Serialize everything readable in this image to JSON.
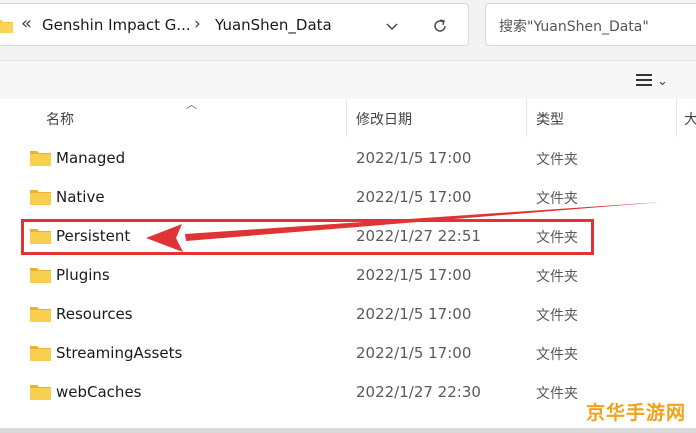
{
  "address_bar": {
    "chevron": "«",
    "crumb_1": "Genshin Impact G...",
    "separator": "›",
    "crumb_2": "YuanShen_Data"
  },
  "search": {
    "placeholder": "搜索\"YuanShen_Data\""
  },
  "columns": {
    "name": "名称",
    "date": "修改日期",
    "type": "类型",
    "size": "大"
  },
  "files": [
    {
      "name": "Managed",
      "date": "2022/1/5 17:00",
      "type": "文件夹"
    },
    {
      "name": "Native",
      "date": "2022/1/5 17:00",
      "type": "文件夹"
    },
    {
      "name": "Persistent",
      "date": "2022/1/27 22:51",
      "type": "文件夹"
    },
    {
      "name": "Plugins",
      "date": "2022/1/5 17:00",
      "type": "文件夹"
    },
    {
      "name": "Resources",
      "date": "2022/1/5 17:00",
      "type": "文件夹"
    },
    {
      "name": "StreamingAssets",
      "date": "2022/1/5 17:00",
      "type": "文件夹"
    },
    {
      "name": "webCaches",
      "date": "2022/1/27 22:30",
      "type": "文件夹"
    }
  ],
  "watermark": "京华手游网",
  "colors": {
    "folder": "#f5c542",
    "highlight": "#e03333",
    "watermark": "#f0a21a"
  }
}
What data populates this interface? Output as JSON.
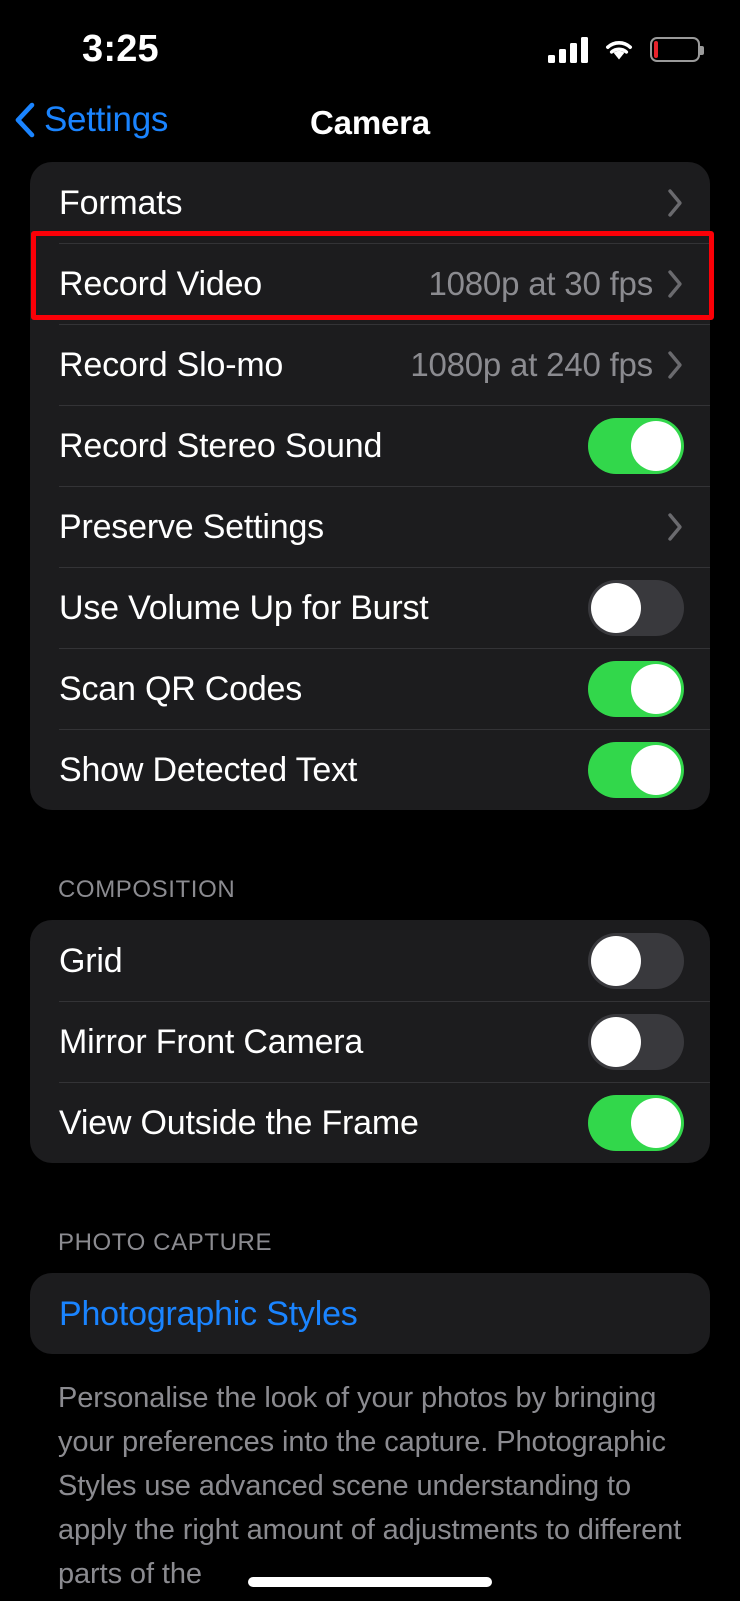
{
  "status_bar": {
    "time": "3:25",
    "cellular_icon": "cellular-signal-icon",
    "wifi_icon": "wifi-icon",
    "battery_icon": "battery-low-icon",
    "battery_level_pct": 10,
    "battery_color": "#e8232c"
  },
  "nav": {
    "back_label": "Settings",
    "back_icon": "chevron-left-icon",
    "title": "Camera",
    "accent_color": "#1a84ff"
  },
  "sections": [
    {
      "header": "",
      "rows": [
        {
          "label": "Formats",
          "type": "disclosure",
          "value": "",
          "highlighted": true
        },
        {
          "label": "Record Video",
          "type": "disclosure",
          "value": "1080p at 30 fps"
        },
        {
          "label": "Record Slo-mo",
          "type": "disclosure",
          "value": "1080p at 240 fps"
        },
        {
          "label": "Record Stereo Sound",
          "type": "toggle",
          "on": true
        },
        {
          "label": "Preserve Settings",
          "type": "disclosure",
          "value": ""
        },
        {
          "label": "Use Volume Up for Burst",
          "type": "toggle",
          "on": false
        },
        {
          "label": "Scan QR Codes",
          "type": "toggle",
          "on": true
        },
        {
          "label": "Show Detected Text",
          "type": "toggle",
          "on": true
        }
      ]
    },
    {
      "header": "COMPOSITION",
      "rows": [
        {
          "label": "Grid",
          "type": "toggle",
          "on": false
        },
        {
          "label": "Mirror Front Camera",
          "type": "toggle",
          "on": false
        },
        {
          "label": "View Outside the Frame",
          "type": "toggle",
          "on": true
        }
      ]
    },
    {
      "header": "PHOTO CAPTURE",
      "rows": [
        {
          "label": "Photographic Styles",
          "type": "link"
        }
      ],
      "footer": "Personalise the look of your photos by bringing your preferences into the capture. Photographic Styles use advanced scene understanding to apply the right amount of adjustments to different parts of the"
    }
  ],
  "annotation": {
    "target": "Formats",
    "color": "#fb0007"
  },
  "colors": {
    "background": "#000000",
    "card": "#1c1c1e",
    "toggle_on": "#32d74b",
    "toggle_off": "#39393d",
    "secondary_text": "#8b8b90"
  }
}
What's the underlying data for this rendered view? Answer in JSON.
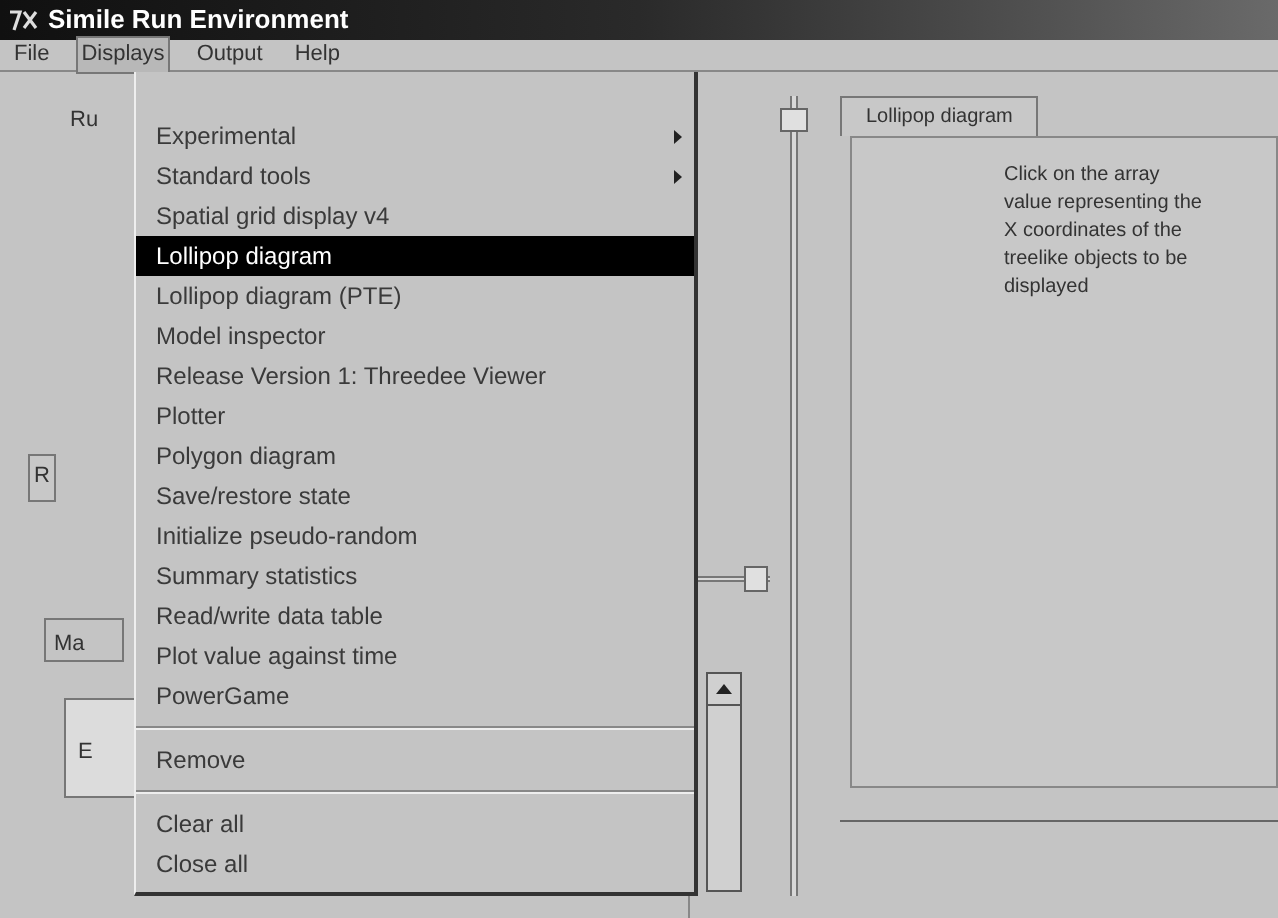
{
  "window": {
    "title": "Simile Run Environment"
  },
  "menu_bar": [
    {
      "label": "File",
      "selected": false
    },
    {
      "label": "Displays",
      "selected": true
    },
    {
      "label": "Output",
      "selected": false
    },
    {
      "label": "Help",
      "selected": false
    }
  ],
  "background_labels": [
    {
      "kind": "label",
      "text": "Ru"
    },
    {
      "kind": "button",
      "text": "R"
    },
    {
      "kind": "tab",
      "text": "Ma"
    },
    {
      "kind": "field",
      "text": "E"
    }
  ],
  "displays_menu": [
    {
      "kind": "item",
      "label": "Experimental",
      "submenu": true,
      "selected": false
    },
    {
      "kind": "item",
      "label": "Standard tools",
      "submenu": true,
      "selected": false
    },
    {
      "kind": "item",
      "label": "Spatial grid display v4",
      "submenu": false,
      "selected": false
    },
    {
      "kind": "item",
      "label": "Lollipop diagram",
      "submenu": false,
      "selected": true
    },
    {
      "kind": "item",
      "label": "Lollipop diagram (PTE)",
      "submenu": false,
      "selected": false
    },
    {
      "kind": "item",
      "label": "Model inspector",
      "submenu": false,
      "selected": false
    },
    {
      "kind": "item",
      "label": "Release Version 1: Threedee Viewer",
      "submenu": false,
      "selected": false
    },
    {
      "kind": "item",
      "label": "Plotter",
      "submenu": false,
      "selected": false
    },
    {
      "kind": "item",
      "label": "Polygon diagram",
      "submenu": false,
      "selected": false
    },
    {
      "kind": "item",
      "label": "Save/restore state",
      "submenu": false,
      "selected": false
    },
    {
      "kind": "item",
      "label": "Initialize pseudo-random",
      "submenu": false,
      "selected": false
    },
    {
      "kind": "item",
      "label": "Summary statistics",
      "submenu": false,
      "selected": false
    },
    {
      "kind": "item",
      "label": "Read/write data table",
      "submenu": false,
      "selected": false
    },
    {
      "kind": "item",
      "label": "Plot value against time",
      "submenu": false,
      "selected": false
    },
    {
      "kind": "item",
      "label": "PowerGame",
      "submenu": false,
      "selected": false
    },
    {
      "kind": "separator"
    },
    {
      "kind": "item",
      "label": "Remove",
      "submenu": false,
      "selected": false
    },
    {
      "kind": "separator"
    },
    {
      "kind": "item",
      "label": "Clear all",
      "submenu": false,
      "selected": false
    },
    {
      "kind": "item",
      "label": "Close all",
      "submenu": false,
      "selected": false
    }
  ],
  "horizontal_slider": {
    "level": 0.95
  },
  "display_tabs": [
    {
      "label": "Lollipop diagram",
      "selected": true
    }
  ],
  "display_panel": {
    "instructions": "Click on the array value representing the X coordinates of the treelike objects to be displayed"
  }
}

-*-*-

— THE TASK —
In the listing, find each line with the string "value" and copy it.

— EXERCISE ANSWER —
          "value": "",
          "value": "1080p at 30 fps"
          "value": "1080p at 240 fps"
          "value": ""
      "label": "Plot value against time",
    "instructions": "Click on the array value representing the X coordinates of the treelike objects to be displayed"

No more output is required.